| WHAT IS BEING ASKED |
From the data that follows, copy every line with the string "icon".

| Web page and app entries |
= = = = = = =

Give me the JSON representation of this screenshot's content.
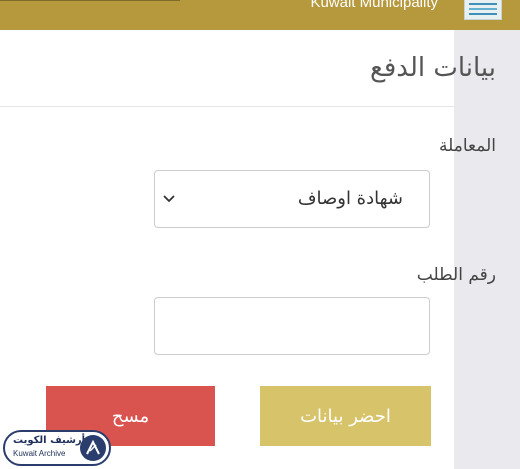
{
  "header": {
    "title": "Kuwait Municipality",
    "logo_icon": "kuwait-municipality-logo-icon",
    "bar_color": "#b6983d"
  },
  "form": {
    "title": "بيانات الدفع",
    "transaction": {
      "label": "المعاملة",
      "selected": "شهادة اوصاف",
      "icon": "chevron-down-icon"
    },
    "request_number": {
      "label": "رقم الطلب",
      "value": "",
      "placeholder": ""
    }
  },
  "buttons": {
    "fetch_label": "احضر بيانات",
    "fetch_color": "#d7c36a",
    "clear_label": "مسح",
    "clear_color": "#d9534f"
  },
  "watermark": {
    "text_ar": "أرشيف الكويت",
    "text_en": "Kuwait Archive",
    "icon": "kuwait-archive-logo-icon"
  }
}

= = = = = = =

| TASK ANSWER |
    "logo_icon": "kuwait-municipality-logo-icon",
      "icon": "chevron-down-icon"
    "icon": "kuwait-archive-logo-icon"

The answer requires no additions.